Seventeen million U.S. households are food insecure—without steady and dependable access to enough food to support active, healthy lives for all household members. Numerous studies have linked limited or uncertain access to adequate food to poorer nutritional, physical and mental health among adults and children. Although food insecurity and obesity would appear to be contradictory issues, there is growing concern that they are related.
This research synthesis finds little evidence of a direct link for children. It reviews studies examining the possible relationship between food insecurity and obesity in the United States, with a focus on children and families. It also examines studies on whether federal nutrition assistance programs play any role in increased risk of obesity among youths and adults.
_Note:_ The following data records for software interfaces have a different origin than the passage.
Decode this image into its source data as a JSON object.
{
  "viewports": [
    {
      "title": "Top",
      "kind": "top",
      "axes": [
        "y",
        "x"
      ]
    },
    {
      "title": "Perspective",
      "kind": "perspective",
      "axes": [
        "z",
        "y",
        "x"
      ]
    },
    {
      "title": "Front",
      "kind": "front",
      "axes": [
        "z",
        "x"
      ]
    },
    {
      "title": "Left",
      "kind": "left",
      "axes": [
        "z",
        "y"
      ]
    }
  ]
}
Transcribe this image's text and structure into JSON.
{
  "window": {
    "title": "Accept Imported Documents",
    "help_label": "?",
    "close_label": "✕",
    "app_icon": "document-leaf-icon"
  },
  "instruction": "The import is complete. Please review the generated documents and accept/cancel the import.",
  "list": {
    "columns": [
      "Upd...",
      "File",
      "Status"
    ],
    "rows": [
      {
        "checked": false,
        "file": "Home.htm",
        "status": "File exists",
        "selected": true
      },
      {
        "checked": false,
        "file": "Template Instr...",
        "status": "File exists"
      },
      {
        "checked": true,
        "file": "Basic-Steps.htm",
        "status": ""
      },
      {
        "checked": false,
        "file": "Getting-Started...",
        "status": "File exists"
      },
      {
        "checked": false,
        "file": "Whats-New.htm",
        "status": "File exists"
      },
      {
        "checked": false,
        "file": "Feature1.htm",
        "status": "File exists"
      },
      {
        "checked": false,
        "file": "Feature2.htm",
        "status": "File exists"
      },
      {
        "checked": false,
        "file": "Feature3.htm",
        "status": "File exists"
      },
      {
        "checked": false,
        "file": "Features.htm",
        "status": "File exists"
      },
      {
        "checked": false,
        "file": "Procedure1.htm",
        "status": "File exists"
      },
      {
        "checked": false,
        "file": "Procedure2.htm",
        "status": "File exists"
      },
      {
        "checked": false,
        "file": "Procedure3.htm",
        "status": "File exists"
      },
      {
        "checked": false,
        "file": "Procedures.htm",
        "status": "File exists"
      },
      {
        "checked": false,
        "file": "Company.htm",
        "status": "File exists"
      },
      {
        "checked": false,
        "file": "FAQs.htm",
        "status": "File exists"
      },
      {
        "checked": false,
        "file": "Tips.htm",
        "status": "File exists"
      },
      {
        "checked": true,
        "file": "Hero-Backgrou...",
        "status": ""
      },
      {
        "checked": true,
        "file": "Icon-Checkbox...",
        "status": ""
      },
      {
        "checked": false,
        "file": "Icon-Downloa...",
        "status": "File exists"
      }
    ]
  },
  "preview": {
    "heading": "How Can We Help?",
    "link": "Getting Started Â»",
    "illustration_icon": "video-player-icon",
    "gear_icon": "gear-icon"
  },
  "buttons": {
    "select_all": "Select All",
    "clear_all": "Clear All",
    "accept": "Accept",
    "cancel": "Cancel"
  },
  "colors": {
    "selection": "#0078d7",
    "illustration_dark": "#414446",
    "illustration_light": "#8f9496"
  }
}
“Food Insecurity and Risk for Obesity Among Children and Families: Is There a Relationship?” was prepared by Nicole Larson and Mary Story of Healthy Eating Research, a national program of the Robert Wood Johnson Foundation.
Key results highlighted in the synthesis include: